What is needed is an exact printout of all the data.

** Information supplied follows **

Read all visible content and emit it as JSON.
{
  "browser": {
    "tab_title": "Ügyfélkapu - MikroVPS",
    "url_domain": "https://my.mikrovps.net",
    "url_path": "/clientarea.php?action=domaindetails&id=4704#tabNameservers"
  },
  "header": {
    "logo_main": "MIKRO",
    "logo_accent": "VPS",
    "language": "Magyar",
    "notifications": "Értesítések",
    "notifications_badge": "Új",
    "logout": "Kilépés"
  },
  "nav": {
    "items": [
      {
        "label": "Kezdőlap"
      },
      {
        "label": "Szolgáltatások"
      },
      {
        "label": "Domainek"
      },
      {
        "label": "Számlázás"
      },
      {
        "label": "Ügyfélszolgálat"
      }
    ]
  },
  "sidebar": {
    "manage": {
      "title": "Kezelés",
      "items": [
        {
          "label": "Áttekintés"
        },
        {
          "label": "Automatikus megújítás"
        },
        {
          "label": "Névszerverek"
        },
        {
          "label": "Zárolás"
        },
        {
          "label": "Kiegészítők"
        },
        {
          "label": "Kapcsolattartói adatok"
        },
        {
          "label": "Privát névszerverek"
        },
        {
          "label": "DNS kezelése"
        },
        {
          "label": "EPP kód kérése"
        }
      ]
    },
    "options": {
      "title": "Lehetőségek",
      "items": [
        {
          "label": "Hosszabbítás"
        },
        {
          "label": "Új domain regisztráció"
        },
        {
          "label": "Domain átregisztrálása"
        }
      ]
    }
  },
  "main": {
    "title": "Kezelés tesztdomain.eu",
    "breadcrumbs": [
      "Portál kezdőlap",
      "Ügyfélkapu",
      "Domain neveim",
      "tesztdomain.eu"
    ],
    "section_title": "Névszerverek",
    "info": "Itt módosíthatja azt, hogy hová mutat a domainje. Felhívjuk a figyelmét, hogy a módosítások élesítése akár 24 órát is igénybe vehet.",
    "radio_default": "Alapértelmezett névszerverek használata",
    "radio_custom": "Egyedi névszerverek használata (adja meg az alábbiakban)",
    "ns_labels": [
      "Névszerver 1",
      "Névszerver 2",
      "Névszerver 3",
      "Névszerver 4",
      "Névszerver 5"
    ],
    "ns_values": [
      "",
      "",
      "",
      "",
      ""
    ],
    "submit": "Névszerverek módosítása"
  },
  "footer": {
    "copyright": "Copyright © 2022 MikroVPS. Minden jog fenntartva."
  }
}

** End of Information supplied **

Task output:
Read all visible content and emit it as JSON.
{
  "browser": {
    "tab_title": "Ügyfélkapu - MikroVPS",
    "url_domain": "https://my.mikrovps.net",
    "url_path": "/clientarea.php?action=domaindetails&id=4704#tabNameservers"
  },
  "header": {
    "logo_main": "MIKRO",
    "logo_accent": "VPS",
    "language": "Magyar",
    "notifications": "Értesítések",
    "notifications_badge": "Új",
    "logout": "Kilépés"
  },
  "nav": {
    "items": [
      {
        "label": "Kezdőlap"
      },
      {
        "label": "Szolgáltatások"
      },
      {
        "label": "Domainek"
      },
      {
        "label": "Számlázás"
      },
      {
        "label": "Ügyfélszolgálat"
      }
    ]
  },
  "sidebar": {
    "manage": {
      "title": "Kezelés",
      "items": [
        {
          "label": "Áttekintés"
        },
        {
          "label": "Automatikus megújítás"
        },
        {
          "label": "Névszerverek"
        },
        {
          "label": "Zárolás"
        },
        {
          "label": "Kiegészítők"
        },
        {
          "label": "Kapcsolattartói adatok"
        },
        {
          "label": "Privát névszerverek"
        },
        {
          "label": "DNS kezelése"
        },
        {
          "label": "EPP kód kérése"
        }
      ]
    },
    "options": {
      "title": "Lehetőségek",
      "items": [
        {
          "label": "Hosszabbítás"
        },
        {
          "label": "Új domain regisztráció"
        },
        {
          "label": "Domain átregisztrálása"
        }
      ]
    }
  },
  "main": {
    "title": "Kezelés tesztdomain.eu",
    "breadcrumbs": [
      "Portál kezdőlap",
      "Ügyfélkapu",
      "Domain neveim",
      "tesztdomain.eu"
    ],
    "section_title": "Névszerverek",
    "info": "Itt módosíthatja azt, hogy hová mutat a domainje. Felhívjuk a figyelmét, hogy a módosítások élesítése akár 24 órát is igénybe vehet.",
    "radio_default": "Alapértelmezett névszerverek használata",
    "radio_custom": "Egyedi névszerverek használata (adja meg az alábbiakban)",
    "ns_labels": [
      "Névszerver 1",
      "Névszerver 2",
      "Névszerver 3",
      "Névszerver 4",
      "Névszerver 5"
    ],
    "ns_values": [
      "",
      "",
      "",
      "",
      ""
    ],
    "submit": "Névszerverek módosítása"
  },
  "footer": {
    "copyright": "Copyright © 2022 MikroVPS. Minden jog fenntartva."
  }
}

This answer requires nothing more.